#### Exercise input
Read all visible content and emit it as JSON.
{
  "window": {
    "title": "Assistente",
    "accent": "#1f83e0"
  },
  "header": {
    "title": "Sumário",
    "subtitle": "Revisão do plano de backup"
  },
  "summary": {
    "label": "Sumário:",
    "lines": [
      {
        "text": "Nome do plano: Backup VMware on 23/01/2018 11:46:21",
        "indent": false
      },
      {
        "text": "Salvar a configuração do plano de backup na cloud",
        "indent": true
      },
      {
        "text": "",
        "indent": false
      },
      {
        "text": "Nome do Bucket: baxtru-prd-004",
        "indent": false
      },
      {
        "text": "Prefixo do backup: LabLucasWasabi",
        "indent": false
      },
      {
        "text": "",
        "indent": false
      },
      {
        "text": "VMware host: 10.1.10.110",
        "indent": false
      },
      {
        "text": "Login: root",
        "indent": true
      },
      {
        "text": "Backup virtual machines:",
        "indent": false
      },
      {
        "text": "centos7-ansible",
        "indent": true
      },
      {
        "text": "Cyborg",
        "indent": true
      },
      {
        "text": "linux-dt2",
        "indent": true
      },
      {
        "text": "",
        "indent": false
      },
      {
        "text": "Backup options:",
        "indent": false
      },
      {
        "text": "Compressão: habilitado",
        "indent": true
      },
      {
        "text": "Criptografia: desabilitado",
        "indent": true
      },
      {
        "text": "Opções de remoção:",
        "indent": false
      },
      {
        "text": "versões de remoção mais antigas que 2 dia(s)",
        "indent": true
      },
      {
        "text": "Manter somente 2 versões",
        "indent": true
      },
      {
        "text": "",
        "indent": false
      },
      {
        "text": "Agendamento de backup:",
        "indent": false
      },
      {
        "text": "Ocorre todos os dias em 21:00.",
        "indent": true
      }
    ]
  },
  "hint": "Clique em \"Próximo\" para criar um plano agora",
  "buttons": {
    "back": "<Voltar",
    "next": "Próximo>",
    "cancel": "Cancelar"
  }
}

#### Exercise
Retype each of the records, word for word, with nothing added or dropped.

#### Output of the exercise
Read all visible content and emit it as JSON.
{
  "window": {
    "title": "Assistente",
    "accent": "#1f83e0"
  },
  "header": {
    "title": "Sumário",
    "subtitle": "Revisão do plano de backup"
  },
  "summary": {
    "label": "Sumário:",
    "lines": [
      {
        "text": "Nome do plano: Backup VMware on 23/01/2018 11:46:21",
        "indent": false
      },
      {
        "text": "Salvar a configuração do plano de backup na cloud",
        "indent": true
      },
      {
        "text": "",
        "indent": false
      },
      {
        "text": "Nome do Bucket: baxtru-prd-004",
        "indent": false
      },
      {
        "text": "Prefixo do backup: LabLucasWasabi",
        "indent": false
      },
      {
        "text": "",
        "indent": false
      },
      {
        "text": "VMware host: 10.1.10.110",
        "indent": false
      },
      {
        "text": "Login: root",
        "indent": true
      },
      {
        "text": "Backup virtual machines:",
        "indent": false
      },
      {
        "text": "centos7-ansible",
        "indent": true
      },
      {
        "text": "Cyborg",
        "indent": true
      },
      {
        "text": "linux-dt2",
        "indent": true
      },
      {
        "text": "",
        "indent": false
      },
      {
        "text": "Backup options:",
        "indent": false
      },
      {
        "text": "Compressão: habilitado",
        "indent": true
      },
      {
        "text": "Criptografia: desabilitado",
        "indent": true
      },
      {
        "text": "Opções de remoção:",
        "indent": false
      },
      {
        "text": "versões de remoção mais antigas que 2 dia(s)",
        "indent": true
      },
      {
        "text": "Manter somente 2 versões",
        "indent": true
      },
      {
        "text": "",
        "indent": false
      },
      {
        "text": "Agendamento de backup:",
        "indent": false
      },
      {
        "text": "Ocorre todos os dias em 21:00.",
        "indent": true
      }
    ]
  },
  "hint": "Clique em \"Próximo\" para criar um plano agora",
  "buttons": {
    "back": "<Voltar",
    "next": "Próximo>",
    "cancel": "Cancelar"
  }
}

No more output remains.